Contained in the Foreign Bank Supervision Enhancement Act (FBSEA) of 1991, these seemingly rigorous procedures are meant to evaluate the financial and organizational credibility of foreign owned banks so as to avoid any future incidences of such banks suddenly going underground. As a matter of fact, this was a sure measure towards sustained financial transparency at both the domestic and global level. This argument is buttressed by former US chief of Federal Reserve, Mr. Greenspan who boldly summarized the whole global financial market in a few words that, “trust is a principle of central importance to all financial systems [and its absence is an indicator that the entire financial] system is weakened”. These regulations were championed by the collapse of the Bank of Credit and Commerce International (BCCI) in 1991 that has secretly acquired the First American bank shares without the consent of the Federal Reserve.
To buttress the importance of cross-border comprehensive and consolidated supervisory and mutual sharing of crucial information regarding the activities of large financial conglomerates it can be argued that, even if the Federal Reserves could have been aware of the BCCI prior acquisition of the First American Bank it would have done very little in regards to averting its collapse. As a matter of fact, the aversion of the collapse could only have been made possible if the home country supervisor would have furnished the American counterparts with its financial situation in real time.
GFC governments have also reacted to global socio-economic and political imbalances in a number of ways while attempting to stabilize global financial markets. For instance, following the September 11 terrorist attack in New York more regulations were enacted to fight terrorists’ activities funding through US banks. Anti-money laundering regulations were put in place to monitor suspicious account holders and make real time investigations to break terrorists’ rackets. There was dire need to fight the war against terrorism from the financial institutions s perspective.
Again, the insurance sector which initially was under state regulators was restructured at the federal level and a federal regulator put in place for easy monitoring and accountability. Funds channeled through US banks from terrorists groups or even nations considered to be hubs for terrorism were withheld in accordance with freezing provisions enacted. In Australia for instance, the history of market regulations spans back in 1945 when seemingly quantitative rules which barred any form of off-shoring as well as international banks from investing in the Australian market.

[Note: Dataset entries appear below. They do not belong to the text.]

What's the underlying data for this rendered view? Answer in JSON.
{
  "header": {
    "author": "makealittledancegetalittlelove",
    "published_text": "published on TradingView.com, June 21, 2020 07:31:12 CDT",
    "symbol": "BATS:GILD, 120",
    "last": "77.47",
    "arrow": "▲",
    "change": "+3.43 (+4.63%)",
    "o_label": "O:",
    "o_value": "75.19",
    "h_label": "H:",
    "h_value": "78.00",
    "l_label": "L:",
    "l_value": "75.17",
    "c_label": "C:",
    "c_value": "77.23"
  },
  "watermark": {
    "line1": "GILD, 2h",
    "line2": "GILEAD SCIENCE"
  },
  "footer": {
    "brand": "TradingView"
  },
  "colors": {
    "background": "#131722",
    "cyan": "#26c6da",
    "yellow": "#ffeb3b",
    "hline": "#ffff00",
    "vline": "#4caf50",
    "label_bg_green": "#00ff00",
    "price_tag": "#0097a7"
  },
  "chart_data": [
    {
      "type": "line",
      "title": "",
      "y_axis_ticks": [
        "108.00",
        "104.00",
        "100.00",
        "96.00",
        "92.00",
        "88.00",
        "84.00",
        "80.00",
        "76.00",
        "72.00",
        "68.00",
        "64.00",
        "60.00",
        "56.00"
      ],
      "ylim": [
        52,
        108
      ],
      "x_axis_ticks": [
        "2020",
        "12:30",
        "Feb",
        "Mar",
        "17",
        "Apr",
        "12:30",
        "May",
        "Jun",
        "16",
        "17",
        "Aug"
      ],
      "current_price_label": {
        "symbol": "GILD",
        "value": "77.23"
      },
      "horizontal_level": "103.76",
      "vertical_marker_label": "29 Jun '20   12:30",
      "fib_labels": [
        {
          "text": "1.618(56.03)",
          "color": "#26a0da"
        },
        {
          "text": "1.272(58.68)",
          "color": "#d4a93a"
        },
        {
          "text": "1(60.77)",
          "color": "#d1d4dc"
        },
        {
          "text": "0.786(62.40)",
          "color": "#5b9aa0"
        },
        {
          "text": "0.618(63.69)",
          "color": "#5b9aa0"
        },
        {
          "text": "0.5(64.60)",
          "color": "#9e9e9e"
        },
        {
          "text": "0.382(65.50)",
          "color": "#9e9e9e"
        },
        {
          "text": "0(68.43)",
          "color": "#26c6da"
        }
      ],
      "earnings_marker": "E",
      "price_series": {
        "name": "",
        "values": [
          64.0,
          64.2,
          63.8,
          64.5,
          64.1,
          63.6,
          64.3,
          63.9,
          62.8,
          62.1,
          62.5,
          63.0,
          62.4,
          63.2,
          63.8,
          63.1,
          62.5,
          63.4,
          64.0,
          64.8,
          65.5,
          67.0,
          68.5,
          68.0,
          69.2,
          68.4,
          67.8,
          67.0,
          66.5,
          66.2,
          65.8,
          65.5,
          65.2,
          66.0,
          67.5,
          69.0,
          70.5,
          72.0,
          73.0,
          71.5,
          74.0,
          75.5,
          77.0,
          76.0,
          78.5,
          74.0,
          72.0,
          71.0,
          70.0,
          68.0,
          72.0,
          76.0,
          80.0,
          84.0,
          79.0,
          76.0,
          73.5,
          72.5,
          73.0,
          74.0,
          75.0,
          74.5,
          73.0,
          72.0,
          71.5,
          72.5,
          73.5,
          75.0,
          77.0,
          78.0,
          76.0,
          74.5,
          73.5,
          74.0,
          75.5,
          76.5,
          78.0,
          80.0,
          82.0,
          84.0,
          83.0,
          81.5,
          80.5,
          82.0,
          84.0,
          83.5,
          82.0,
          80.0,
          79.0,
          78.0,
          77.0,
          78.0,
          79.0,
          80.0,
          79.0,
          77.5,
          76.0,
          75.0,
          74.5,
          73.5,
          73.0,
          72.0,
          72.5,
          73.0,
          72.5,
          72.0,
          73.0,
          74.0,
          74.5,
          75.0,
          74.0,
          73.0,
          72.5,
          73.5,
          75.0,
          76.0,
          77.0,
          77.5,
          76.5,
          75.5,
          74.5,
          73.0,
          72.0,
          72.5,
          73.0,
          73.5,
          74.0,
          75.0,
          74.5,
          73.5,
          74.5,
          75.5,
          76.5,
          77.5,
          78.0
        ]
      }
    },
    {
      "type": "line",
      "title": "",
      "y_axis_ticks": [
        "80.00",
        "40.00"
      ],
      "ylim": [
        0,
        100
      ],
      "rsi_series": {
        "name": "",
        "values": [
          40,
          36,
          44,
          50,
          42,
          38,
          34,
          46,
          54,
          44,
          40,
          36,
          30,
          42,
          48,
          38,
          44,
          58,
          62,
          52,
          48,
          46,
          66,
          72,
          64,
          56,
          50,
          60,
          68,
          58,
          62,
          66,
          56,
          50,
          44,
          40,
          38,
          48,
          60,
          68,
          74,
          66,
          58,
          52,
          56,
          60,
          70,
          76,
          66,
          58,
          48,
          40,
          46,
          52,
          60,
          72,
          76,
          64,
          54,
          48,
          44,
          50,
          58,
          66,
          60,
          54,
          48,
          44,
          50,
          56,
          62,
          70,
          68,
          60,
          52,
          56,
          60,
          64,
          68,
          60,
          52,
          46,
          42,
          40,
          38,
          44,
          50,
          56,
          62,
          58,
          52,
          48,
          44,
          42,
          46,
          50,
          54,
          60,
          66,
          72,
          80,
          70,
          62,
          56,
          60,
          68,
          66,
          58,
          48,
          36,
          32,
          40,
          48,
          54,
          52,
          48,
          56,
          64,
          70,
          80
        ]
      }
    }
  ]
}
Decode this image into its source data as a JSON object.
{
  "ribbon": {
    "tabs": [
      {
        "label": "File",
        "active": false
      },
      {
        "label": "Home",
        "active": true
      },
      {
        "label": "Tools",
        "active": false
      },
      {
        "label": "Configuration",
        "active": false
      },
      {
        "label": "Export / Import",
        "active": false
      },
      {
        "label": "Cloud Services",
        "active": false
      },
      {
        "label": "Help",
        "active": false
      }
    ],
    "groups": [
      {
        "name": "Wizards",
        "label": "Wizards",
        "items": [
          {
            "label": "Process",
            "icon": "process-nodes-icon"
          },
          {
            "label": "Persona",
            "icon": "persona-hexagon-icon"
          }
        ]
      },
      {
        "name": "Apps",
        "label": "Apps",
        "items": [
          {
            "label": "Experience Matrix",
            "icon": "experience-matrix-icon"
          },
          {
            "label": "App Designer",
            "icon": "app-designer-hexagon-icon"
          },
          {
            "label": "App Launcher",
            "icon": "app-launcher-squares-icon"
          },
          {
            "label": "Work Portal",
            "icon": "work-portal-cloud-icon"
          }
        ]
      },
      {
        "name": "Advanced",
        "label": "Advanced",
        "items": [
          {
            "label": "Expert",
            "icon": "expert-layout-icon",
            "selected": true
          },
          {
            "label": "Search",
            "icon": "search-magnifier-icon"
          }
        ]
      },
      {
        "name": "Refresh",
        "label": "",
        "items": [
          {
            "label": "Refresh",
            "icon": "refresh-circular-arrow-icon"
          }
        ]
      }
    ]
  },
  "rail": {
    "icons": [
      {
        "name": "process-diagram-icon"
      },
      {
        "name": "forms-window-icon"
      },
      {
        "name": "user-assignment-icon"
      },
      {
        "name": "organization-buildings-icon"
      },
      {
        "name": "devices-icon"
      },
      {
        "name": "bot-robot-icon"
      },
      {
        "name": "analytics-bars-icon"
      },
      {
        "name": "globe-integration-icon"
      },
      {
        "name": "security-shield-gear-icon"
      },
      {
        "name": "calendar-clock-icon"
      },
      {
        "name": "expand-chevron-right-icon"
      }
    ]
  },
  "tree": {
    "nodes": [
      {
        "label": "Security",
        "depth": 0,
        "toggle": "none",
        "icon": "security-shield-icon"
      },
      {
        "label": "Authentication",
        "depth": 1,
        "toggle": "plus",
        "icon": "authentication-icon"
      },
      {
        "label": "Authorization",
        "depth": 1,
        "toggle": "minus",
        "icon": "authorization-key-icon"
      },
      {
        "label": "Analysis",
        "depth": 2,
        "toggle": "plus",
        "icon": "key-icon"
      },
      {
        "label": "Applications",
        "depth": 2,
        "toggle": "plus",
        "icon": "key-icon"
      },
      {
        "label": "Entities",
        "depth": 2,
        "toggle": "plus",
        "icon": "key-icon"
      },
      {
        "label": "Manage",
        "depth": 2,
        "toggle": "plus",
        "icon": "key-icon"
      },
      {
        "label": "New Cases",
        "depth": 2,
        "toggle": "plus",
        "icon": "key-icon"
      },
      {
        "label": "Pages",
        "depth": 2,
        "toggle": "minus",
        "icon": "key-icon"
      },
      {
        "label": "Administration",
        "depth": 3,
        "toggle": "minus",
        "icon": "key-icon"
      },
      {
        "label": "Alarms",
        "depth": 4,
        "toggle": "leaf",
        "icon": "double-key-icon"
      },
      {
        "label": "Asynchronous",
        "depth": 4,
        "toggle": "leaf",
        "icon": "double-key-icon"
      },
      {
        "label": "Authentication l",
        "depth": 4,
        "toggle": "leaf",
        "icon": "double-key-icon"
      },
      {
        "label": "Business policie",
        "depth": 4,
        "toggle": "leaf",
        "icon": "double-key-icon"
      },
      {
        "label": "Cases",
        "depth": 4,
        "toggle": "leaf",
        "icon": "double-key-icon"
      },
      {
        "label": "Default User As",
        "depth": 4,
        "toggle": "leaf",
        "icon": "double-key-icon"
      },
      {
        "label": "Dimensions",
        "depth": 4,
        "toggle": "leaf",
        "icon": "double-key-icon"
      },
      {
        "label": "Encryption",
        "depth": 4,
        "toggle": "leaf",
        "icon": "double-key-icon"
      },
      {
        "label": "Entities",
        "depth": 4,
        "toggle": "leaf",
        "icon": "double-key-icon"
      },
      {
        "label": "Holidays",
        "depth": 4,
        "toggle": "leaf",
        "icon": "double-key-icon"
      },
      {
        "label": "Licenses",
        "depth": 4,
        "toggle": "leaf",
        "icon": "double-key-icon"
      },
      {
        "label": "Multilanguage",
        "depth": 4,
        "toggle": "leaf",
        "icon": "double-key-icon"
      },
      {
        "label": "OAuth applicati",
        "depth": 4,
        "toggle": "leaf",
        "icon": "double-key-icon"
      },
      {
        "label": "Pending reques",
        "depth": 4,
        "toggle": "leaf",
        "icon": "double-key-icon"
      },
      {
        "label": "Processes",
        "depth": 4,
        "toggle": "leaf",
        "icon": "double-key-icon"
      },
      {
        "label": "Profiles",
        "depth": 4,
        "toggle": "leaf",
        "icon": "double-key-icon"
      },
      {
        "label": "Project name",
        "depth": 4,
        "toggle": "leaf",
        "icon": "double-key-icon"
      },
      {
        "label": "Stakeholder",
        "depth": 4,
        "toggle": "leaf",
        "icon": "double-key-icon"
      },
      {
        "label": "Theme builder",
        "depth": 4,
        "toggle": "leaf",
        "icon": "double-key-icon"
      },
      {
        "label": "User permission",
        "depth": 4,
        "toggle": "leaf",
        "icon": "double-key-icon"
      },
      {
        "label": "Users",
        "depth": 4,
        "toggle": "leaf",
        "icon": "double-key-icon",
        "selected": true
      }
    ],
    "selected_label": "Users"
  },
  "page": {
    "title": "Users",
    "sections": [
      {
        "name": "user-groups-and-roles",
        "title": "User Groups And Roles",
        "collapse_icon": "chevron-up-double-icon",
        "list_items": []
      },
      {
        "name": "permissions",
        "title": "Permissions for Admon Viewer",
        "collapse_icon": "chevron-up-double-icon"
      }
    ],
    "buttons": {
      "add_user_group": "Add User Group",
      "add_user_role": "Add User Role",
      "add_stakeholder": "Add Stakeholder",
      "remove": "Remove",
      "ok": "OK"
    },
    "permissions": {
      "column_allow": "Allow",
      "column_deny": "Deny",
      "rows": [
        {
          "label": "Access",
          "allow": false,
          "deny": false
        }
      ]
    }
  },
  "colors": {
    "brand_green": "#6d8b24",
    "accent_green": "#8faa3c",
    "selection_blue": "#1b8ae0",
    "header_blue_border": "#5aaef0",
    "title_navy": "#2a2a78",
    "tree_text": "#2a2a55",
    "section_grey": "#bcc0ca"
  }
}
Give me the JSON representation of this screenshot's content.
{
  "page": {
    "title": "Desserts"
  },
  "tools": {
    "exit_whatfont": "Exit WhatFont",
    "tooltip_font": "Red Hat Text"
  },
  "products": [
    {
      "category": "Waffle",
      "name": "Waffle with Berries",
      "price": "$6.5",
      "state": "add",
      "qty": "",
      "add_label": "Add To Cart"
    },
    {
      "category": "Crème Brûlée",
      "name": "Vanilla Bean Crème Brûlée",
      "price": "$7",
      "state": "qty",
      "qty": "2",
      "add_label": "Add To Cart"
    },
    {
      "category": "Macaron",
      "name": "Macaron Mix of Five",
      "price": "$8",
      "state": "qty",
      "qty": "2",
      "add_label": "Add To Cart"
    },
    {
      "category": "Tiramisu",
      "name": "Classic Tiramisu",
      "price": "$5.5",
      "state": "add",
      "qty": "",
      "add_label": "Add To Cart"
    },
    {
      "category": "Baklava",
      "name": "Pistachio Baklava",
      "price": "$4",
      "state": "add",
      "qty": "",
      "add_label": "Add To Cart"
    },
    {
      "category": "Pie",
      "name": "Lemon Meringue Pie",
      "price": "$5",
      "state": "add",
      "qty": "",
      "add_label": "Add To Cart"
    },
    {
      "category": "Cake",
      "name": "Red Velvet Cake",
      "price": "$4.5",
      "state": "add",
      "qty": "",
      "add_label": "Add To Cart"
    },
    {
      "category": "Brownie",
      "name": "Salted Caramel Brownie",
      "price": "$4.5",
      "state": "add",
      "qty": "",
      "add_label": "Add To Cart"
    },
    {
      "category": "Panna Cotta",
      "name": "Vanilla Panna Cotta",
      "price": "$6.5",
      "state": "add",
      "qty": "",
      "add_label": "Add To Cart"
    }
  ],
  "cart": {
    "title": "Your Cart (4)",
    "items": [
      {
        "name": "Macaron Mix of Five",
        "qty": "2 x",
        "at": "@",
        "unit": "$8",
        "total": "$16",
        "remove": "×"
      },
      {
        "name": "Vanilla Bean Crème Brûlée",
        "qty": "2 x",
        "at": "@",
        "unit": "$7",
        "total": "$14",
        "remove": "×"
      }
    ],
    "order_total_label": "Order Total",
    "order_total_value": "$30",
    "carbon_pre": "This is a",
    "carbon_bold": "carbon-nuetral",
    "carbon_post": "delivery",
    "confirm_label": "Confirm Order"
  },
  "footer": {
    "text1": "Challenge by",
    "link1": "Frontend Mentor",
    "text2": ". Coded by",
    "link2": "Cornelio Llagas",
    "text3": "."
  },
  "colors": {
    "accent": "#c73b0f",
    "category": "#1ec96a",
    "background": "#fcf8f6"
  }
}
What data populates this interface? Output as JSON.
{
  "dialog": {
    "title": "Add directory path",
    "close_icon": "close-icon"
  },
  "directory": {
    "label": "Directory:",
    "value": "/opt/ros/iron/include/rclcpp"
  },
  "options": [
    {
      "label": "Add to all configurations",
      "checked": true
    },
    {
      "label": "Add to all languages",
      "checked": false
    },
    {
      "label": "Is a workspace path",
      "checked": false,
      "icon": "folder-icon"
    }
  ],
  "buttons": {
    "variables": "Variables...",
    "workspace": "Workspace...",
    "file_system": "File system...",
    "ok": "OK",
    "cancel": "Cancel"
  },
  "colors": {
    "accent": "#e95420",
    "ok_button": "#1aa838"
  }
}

Over the days there have been a number of changes made in tandem with the changing market trends. However, it can be argued that the prime mover in regards to the change of these regulations is the realization that they are inhibitors to competition as well as innovation. More risk management based regulations have been adopted giving the local financial institutions a competitive edge in the face of the highly competitive and efficient global market.
Starting from 2004 more integrative measures were put in place to allow for sustainable global economic market with minimal restrictions on cross-border banking practices. This was inline with the trans-Tasman resolutions that were entered with New Zealand to make the region more porous to global financial institutions. By all measures the Australian case can be termed as a true success story of integration where the Australian Accounting Standards has adopted various International Financial Reporting Standards allowing comprehensive and consolidated supervisory and reporting.